When two historically black fraternities celebrated their 100th year anniversary, the members asked themselves what they could do to show their appreciation to the community that had supported them for a past century--and they decided they could help people re-elect Barack Obama. That's what Sinclair Skinner tells me as he leans back at the driver's seat on the massive 1911 United bus. Sinclair, the group's treasurer, says that because fraternities are limited by their 501C(7) status, members wanted to take advantage of the Citizens United ruling to get out the vote. So they formed a Super PAC.

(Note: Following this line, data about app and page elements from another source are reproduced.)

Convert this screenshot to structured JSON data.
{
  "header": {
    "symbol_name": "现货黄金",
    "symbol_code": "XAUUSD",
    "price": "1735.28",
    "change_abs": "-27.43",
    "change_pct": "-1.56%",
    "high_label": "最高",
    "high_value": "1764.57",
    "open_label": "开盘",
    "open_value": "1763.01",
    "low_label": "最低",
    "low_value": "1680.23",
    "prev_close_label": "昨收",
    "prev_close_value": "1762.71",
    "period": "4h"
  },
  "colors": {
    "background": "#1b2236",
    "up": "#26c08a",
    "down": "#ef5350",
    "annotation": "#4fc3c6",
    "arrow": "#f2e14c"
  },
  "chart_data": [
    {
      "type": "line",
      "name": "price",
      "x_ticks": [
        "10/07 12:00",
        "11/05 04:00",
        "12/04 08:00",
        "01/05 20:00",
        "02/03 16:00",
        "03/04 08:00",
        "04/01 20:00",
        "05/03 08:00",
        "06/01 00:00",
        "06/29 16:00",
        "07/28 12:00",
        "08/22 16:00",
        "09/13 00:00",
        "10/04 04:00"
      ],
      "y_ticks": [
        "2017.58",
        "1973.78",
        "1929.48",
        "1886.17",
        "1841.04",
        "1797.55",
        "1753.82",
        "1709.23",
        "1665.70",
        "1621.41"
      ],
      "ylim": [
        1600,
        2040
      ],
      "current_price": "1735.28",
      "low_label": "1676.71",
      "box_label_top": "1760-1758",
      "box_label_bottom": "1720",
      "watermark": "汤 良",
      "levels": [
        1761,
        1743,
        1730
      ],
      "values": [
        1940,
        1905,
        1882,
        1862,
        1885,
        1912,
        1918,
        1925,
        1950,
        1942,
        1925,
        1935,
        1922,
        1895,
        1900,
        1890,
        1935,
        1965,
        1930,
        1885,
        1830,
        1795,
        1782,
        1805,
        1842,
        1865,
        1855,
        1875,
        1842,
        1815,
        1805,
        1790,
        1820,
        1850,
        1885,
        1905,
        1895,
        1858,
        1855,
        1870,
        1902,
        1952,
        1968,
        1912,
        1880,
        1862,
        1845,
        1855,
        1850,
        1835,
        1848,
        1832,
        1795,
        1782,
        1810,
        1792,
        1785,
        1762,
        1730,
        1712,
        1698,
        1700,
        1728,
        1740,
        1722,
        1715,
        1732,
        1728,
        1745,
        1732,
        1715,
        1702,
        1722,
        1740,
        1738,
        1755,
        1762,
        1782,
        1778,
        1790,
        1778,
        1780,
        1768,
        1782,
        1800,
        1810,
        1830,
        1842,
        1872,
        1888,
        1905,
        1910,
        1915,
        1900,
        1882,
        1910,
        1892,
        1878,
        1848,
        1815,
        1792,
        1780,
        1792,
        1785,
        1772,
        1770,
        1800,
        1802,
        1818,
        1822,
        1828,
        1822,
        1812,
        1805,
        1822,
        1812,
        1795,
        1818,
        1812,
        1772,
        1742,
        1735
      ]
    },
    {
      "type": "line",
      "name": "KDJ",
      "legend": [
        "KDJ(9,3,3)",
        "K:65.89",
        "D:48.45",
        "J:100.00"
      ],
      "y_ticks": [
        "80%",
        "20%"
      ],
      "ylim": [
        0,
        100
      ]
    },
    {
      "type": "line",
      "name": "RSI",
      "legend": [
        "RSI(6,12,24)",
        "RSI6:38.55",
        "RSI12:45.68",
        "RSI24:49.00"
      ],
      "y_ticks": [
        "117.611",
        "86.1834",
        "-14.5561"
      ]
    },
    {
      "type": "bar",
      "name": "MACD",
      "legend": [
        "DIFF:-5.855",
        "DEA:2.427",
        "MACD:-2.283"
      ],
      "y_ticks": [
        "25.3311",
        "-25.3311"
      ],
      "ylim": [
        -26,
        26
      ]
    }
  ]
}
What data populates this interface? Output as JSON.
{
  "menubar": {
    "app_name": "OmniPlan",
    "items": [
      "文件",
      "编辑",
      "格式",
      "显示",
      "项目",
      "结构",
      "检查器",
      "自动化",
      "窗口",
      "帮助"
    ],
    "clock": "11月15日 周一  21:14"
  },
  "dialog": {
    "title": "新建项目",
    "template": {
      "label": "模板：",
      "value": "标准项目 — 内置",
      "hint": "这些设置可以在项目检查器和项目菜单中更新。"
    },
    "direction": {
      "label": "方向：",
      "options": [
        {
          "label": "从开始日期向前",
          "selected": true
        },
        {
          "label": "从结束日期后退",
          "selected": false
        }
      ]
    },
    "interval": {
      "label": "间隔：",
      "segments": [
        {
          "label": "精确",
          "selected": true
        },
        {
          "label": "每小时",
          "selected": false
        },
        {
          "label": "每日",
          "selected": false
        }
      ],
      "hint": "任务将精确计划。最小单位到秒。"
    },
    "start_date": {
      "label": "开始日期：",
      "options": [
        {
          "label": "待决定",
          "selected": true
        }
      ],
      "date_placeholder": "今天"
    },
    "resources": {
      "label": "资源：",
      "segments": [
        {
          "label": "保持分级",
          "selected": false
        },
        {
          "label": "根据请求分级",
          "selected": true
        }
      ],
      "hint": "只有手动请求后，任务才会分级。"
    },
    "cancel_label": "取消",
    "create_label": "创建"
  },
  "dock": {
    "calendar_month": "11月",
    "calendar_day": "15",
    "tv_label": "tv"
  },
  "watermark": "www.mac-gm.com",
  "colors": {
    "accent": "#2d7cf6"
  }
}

The bus is making its rounds in predominantly black neighborhoods in the seven swing states of Florida, North Carolina, Virginia, Pennsylvania, Ohio, Indiana, and Colorado. For Sinclair and the half-a-dozen people on the bus, the goal is to recruit 1,000 volunteers to get 100 people to register, and vote to re-elect Barack Obama. The Super PAC has a modest budget: some $90,000 have been raised so far, and that counts for about half of what 1911 United hopes to raise before the election. We caught up with Sinclair Skinner as the bus made its round in the streets of Uptown Charlotte.
Frank Reynolds in a video producer at The Nation.